The HSE’s new app for tracking Coronavirus infections, and the contacts of those infected, was launched last night. Less than 12 hours later, it’s proving very popular:
— Adrian Weckler (@adrianweckler) July 7, 2020
It’s going to use a huge amount of data. What will that data be used for? Here’s the national broadcaster with some answers:
Acting Chief Medical Officer Dr Ronan Glynn said the situation is currently “looking good” but he also emphasised that all elements of the pandemic are being kept under constant review.
One of the ways by which the virus is tracked is by tracing close contacts of people who themselves test positive.

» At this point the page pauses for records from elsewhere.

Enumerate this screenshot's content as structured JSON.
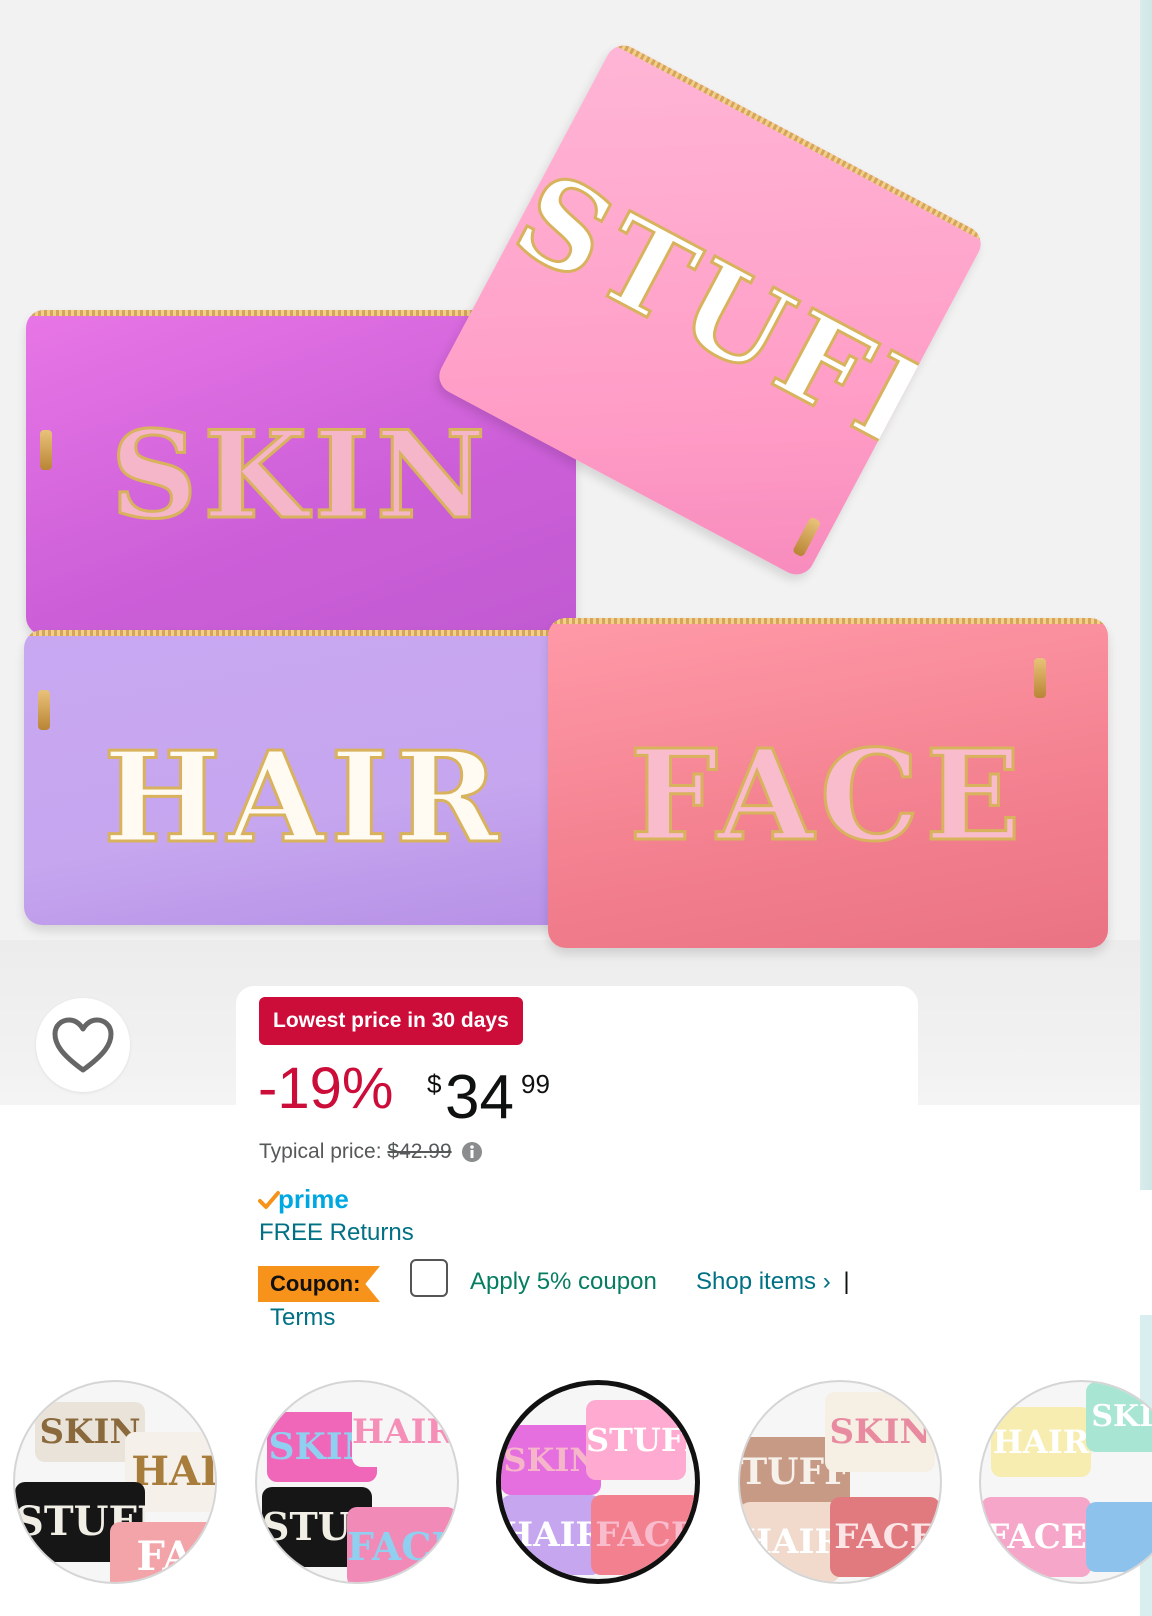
{
  "product_image": {
    "pouches": [
      "SKIN",
      "STUFF",
      "HAIR",
      "FACE"
    ]
  },
  "wishlist": {
    "icon": "heart-icon"
  },
  "price": {
    "badge": "Lowest price in 30 days",
    "discount": "-19%",
    "currency": "$",
    "whole": "34",
    "fraction": "99",
    "typical_label": "Typical price:",
    "typical_value": "$42.99",
    "info_icon": "info-icon"
  },
  "prime": {
    "label": "prime"
  },
  "returns": {
    "label": "FREE Returns"
  },
  "coupon": {
    "tag": "Coupon:",
    "apply_label": "Apply 5% coupon",
    "shop_items": "Shop items ›",
    "separator": "|",
    "terms": "Terms",
    "checked": false
  },
  "thumbnails": {
    "items": [
      {
        "texts": [
          "SKIN",
          "HAI",
          "STUFF",
          "FA"
        ]
      },
      {
        "texts": [
          "SKIN",
          "HAIR",
          "STUFF",
          "FACE"
        ]
      },
      {
        "texts": [
          "SKIN",
          "STUFF",
          "HAIR",
          "FACE"
        ]
      },
      {
        "texts": [
          "TUFF",
          "SKIN",
          "HAIR",
          "FACE"
        ]
      },
      {
        "texts": [
          "HAIR",
          "SKIN",
          "FACE"
        ]
      }
    ],
    "selected_index": 2
  },
  "colors": {
    "deal_red": "#cc0c39",
    "link_teal": "#007185",
    "coupon_green": "#067d62",
    "coupon_orange": "#f7931a",
    "prime_blue": "#00a8e1"
  }
}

The Covid-19 tracker app is designed to help with both contact tracing and real-time symptom tracking.
Dr Glynn also urged anyone who has been identified as a close contact to “take up the offer of a test without delay”.
He said between mid-May to the end of June, 35% of those identified as a close contact of a confirmed case “did not take up the offer of a test” and warned “every case has the potential to turn into a cluster, which in turn has the potential to spread through a community”.

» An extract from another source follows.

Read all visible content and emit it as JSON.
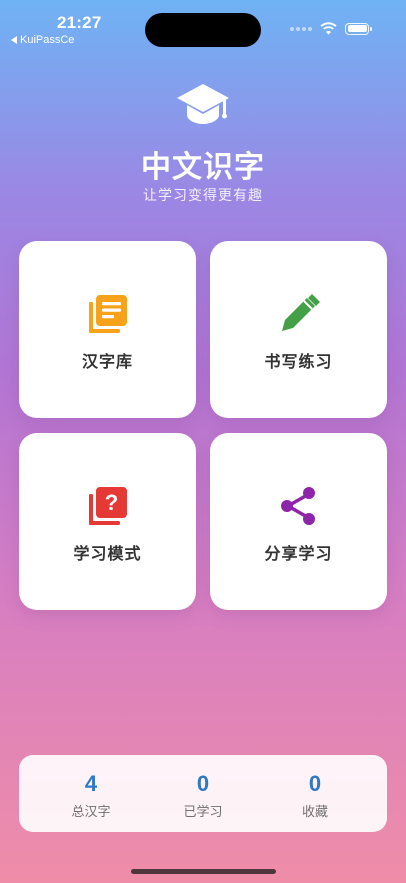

What’s the explanation for the figure in bold? Surely if you were told you’d been in close contact with somebody who had the virus, you’d be high-tailing it down to the nearest testing centre to be tested yourself? But three in ten people who got that news, apparently, decided not to bother. Why?
Some of it, presumably, is people who were told that they’d been in contact with somebody some time previously. Maybe if you were told that a person you met three weeks ago had tested positive, you’d decide that a lack of symptoms in yourself was test enough. But that’s a bad decision, because some people are asymptomatic. For all you know, you could be at risk of killing your granny without ever knowing you had Covid.

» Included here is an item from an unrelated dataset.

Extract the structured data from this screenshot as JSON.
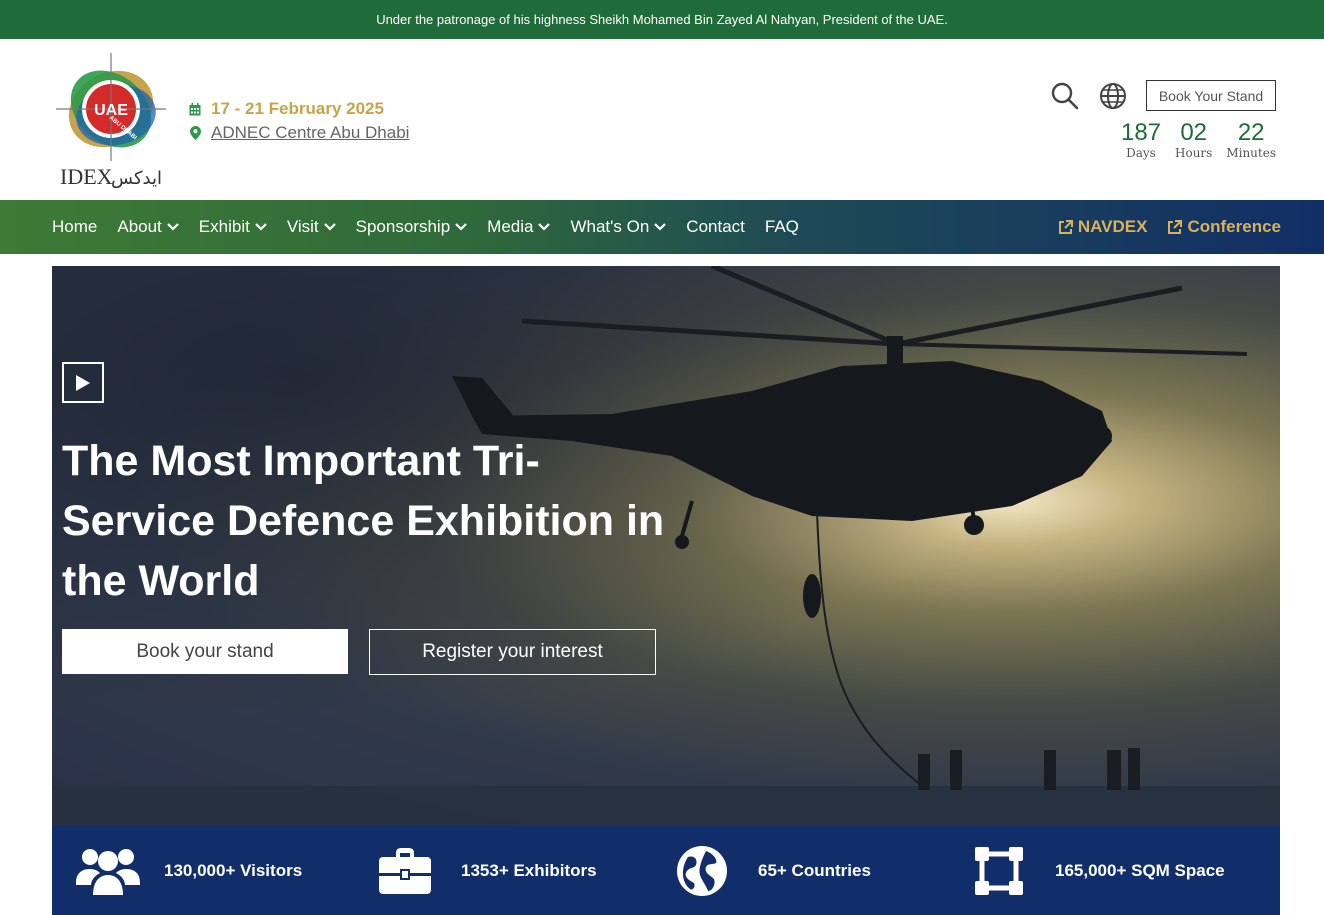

Even so, it’s hard to think that that explanation accounts for all 35%. What about the conspiracists? They’re not 35%, are they?
It strikes me that if the tracking and testing app was some kind of covert attempt to track and trace the population for nefarious reasons, it would have been released months ago. If, as the conspiratorially minded suggest, Coronavirus is all about some NWO scheme to control the population and track our movements, wouldn’t they have had the app ready at the peak of the pandemic, when it would have gotten five times as many downloads as (its already impressive) 100k today? One thing about Coronavirus conspiracies: If they’re right, then the New World Order and the Freemasons, or whoever, are very incompetent.
But back to the one in three of us avoiding being tested when we’ve been in contact with a confirmed case: Is it just administrative incompetence? We know that there was an absolute mess with testing in the early stages of the outbreak, and it’s very possible that a lot of those offered tests have already been tested. Someone I know was offered a test three separate times – once by their GP, once by the HSE, and once on the recommendation of their workplace. Naturally, they were tested once and still had to wait five weeks on results.
Maybe the 35% are (or were) the sensible ones.
Anyway, I downloaded the app this morning. It might come in useful during the increasingly inevitable second wave.
Update: 250k now. Gangbusters. The rare HSE good news story.
.@paulreiddublin says he thought it was a dream that 250,000 people had registered with the app.
He says it's phenomenal that such a figure has been arrived at so early.
— Richard Chambers (@newschambers) July 7, 2020